Does aperistalsis, in certain cases, lead to abandon a Nissen type procedure on behalf of a direct resection?

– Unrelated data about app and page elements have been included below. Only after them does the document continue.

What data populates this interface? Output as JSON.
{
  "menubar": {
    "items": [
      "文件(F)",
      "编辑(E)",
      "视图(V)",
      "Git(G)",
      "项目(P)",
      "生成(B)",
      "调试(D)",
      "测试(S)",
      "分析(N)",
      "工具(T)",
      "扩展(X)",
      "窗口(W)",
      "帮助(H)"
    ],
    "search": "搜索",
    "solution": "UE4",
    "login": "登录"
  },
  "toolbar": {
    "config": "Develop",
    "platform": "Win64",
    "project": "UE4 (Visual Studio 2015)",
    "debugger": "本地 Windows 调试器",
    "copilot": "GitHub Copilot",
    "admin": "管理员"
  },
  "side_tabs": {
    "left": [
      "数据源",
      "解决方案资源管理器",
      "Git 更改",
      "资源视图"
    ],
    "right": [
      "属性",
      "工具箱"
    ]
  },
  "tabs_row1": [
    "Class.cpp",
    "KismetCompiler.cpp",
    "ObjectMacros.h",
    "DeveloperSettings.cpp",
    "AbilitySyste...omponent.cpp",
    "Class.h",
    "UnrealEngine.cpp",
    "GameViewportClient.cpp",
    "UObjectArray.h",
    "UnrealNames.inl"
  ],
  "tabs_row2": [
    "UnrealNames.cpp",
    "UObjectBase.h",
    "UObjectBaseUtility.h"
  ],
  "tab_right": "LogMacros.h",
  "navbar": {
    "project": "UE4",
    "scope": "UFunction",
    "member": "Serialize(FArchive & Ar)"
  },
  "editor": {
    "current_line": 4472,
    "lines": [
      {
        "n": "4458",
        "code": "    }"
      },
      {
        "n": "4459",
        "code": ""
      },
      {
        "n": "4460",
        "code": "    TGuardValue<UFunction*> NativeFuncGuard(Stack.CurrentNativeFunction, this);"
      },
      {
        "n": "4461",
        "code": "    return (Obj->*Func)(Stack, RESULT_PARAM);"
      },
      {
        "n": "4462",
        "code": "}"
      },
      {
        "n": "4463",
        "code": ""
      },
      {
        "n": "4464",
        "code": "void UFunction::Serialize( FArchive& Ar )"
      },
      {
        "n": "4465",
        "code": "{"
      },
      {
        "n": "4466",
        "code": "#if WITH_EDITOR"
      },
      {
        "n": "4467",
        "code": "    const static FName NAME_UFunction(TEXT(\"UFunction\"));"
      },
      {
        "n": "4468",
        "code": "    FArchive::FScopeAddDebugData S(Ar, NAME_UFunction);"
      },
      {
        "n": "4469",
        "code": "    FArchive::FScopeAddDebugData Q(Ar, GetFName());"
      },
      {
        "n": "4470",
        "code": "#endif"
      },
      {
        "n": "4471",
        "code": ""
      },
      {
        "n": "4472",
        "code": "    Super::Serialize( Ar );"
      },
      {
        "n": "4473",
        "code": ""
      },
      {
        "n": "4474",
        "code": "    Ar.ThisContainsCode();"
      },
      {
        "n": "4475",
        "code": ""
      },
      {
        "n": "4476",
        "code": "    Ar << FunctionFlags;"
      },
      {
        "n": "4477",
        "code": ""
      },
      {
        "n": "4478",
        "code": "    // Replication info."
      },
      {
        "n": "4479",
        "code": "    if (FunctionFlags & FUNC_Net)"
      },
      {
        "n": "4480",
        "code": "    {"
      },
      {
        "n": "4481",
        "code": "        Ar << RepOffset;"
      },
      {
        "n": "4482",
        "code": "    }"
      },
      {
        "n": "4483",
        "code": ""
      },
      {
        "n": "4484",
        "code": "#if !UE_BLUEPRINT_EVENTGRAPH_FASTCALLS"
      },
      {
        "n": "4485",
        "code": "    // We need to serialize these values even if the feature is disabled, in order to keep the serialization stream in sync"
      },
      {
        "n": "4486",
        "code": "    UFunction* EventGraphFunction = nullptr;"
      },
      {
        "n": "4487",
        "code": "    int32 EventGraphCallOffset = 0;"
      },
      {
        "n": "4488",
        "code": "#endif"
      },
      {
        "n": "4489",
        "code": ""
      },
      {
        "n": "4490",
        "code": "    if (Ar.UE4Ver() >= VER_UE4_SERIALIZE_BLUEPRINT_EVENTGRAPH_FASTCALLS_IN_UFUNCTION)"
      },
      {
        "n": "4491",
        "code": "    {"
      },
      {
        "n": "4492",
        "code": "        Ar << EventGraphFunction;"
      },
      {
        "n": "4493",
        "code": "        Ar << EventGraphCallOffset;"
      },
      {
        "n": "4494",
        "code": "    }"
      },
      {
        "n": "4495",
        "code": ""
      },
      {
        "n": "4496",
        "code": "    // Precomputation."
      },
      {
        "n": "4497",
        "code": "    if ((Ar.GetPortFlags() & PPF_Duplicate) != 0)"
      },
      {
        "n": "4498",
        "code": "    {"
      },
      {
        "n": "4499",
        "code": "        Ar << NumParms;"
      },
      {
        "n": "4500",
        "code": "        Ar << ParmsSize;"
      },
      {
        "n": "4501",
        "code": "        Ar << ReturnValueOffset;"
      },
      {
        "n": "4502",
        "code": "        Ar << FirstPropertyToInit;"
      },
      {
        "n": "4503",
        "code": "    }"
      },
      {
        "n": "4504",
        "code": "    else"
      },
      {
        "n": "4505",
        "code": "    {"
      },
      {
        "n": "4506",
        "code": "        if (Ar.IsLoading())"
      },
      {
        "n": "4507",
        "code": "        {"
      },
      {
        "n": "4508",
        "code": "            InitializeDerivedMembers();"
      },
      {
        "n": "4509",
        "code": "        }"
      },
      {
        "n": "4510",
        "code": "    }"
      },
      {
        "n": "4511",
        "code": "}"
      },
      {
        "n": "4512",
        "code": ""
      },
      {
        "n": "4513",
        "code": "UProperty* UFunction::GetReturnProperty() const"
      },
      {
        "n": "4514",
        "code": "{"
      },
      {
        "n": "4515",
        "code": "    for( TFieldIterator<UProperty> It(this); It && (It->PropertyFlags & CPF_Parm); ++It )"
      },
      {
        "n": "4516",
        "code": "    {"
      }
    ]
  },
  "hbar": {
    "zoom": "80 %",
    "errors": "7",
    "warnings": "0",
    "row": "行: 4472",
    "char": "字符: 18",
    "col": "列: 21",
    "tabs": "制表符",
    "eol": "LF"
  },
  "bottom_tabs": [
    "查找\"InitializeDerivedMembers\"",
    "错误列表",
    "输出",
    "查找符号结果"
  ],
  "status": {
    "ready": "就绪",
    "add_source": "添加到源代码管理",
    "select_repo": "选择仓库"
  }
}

Esophagitis in patients with aperistaIsis, most commonly scleroderma or achalasia following myotomy, is a perplexing problem. These patients have defects in both major components of the body’s defense mechanism against gastroesophageal reflux, i.e. the lower esophageal sphincter is unable to prevent gastroesophageal reflux, and aperistaIsis renders the esophagus incapable of clearing gastroesophageal reflux in an efficient manner. This produces a particularly severe form of reflux that often results in transmural esophageal strictures. Fundoplication prevents reflux by augmenting lower esophageal sphincter pressure; however, this increase in sphincter pressure works both ways; reflux is prevented, but there is also an increase in resistance to the antegrade passage of food. This is no problem in patients with normal peristaIsis, since this slight increase in resistance may be easily overcome. These unfortunate patients with aperistaIsis, however, have only the hydrostatic pressure of the column of fluid in the esophagus to promote emptying.